Material for the task
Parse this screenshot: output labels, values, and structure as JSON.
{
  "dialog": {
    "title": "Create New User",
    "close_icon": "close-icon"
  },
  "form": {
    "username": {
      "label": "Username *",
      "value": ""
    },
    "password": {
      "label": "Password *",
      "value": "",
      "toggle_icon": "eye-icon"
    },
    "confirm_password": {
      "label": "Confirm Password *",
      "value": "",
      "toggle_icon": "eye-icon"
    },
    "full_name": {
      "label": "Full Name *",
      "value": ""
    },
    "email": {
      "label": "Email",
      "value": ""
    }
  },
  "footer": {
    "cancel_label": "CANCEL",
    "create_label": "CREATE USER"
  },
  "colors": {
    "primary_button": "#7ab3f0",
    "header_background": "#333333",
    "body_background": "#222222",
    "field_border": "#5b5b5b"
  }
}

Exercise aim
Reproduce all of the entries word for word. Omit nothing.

Answer space
Parse this screenshot: output labels, values, and structure as JSON.
{
  "dialog": {
    "title": "Create New User",
    "close_icon": "close-icon"
  },
  "form": {
    "username": {
      "label": "Username *",
      "value": ""
    },
    "password": {
      "label": "Password *",
      "value": "",
      "toggle_icon": "eye-icon"
    },
    "confirm_password": {
      "label": "Confirm Password *",
      "value": "",
      "toggle_icon": "eye-icon"
    },
    "full_name": {
      "label": "Full Name *",
      "value": ""
    },
    "email": {
      "label": "Email",
      "value": ""
    }
  },
  "footer": {
    "cancel_label": "CANCEL",
    "create_label": "CREATE USER"
  },
  "colors": {
    "primary_button": "#7ab3f0",
    "header_background": "#333333",
    "body_background": "#222222",
    "field_border": "#5b5b5b"
  }
}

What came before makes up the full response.